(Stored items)
┄┄┄┄┄┄┄┄┄┄┄┄┄┄┄┄┄┄┄┄

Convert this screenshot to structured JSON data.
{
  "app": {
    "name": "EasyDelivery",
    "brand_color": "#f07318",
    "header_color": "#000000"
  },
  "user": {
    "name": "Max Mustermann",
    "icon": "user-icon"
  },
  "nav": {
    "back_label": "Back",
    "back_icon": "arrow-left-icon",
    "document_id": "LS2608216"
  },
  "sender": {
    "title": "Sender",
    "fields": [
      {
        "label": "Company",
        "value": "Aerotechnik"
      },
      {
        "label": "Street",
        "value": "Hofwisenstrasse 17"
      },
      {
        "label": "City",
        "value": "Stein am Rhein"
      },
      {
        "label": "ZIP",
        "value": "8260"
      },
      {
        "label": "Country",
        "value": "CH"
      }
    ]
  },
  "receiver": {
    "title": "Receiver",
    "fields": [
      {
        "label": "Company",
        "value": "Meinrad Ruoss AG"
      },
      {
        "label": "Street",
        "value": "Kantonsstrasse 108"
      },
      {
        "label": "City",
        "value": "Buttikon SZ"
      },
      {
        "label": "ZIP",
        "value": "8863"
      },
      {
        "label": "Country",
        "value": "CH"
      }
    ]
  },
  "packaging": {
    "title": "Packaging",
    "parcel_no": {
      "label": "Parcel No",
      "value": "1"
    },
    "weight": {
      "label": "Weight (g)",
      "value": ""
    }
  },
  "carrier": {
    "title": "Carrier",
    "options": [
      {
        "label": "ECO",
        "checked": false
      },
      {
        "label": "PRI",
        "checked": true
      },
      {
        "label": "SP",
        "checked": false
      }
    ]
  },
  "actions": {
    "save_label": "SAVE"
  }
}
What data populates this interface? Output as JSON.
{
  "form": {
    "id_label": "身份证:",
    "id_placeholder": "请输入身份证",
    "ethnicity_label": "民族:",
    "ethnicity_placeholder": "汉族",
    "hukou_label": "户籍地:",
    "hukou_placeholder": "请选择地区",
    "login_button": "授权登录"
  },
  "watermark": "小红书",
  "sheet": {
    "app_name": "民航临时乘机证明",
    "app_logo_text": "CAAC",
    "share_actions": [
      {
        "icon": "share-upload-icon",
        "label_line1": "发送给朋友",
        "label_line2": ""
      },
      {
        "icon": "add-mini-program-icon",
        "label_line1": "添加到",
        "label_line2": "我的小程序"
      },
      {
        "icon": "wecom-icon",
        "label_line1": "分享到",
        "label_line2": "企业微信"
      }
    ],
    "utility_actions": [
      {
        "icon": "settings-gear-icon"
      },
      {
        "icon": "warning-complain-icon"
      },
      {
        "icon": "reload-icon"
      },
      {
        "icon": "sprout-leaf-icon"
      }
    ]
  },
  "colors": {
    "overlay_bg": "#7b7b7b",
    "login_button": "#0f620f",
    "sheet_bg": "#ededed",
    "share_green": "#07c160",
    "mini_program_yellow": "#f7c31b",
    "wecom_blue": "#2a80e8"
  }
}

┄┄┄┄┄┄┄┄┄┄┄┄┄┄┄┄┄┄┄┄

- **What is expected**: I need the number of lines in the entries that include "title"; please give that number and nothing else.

- **Your solution**: 4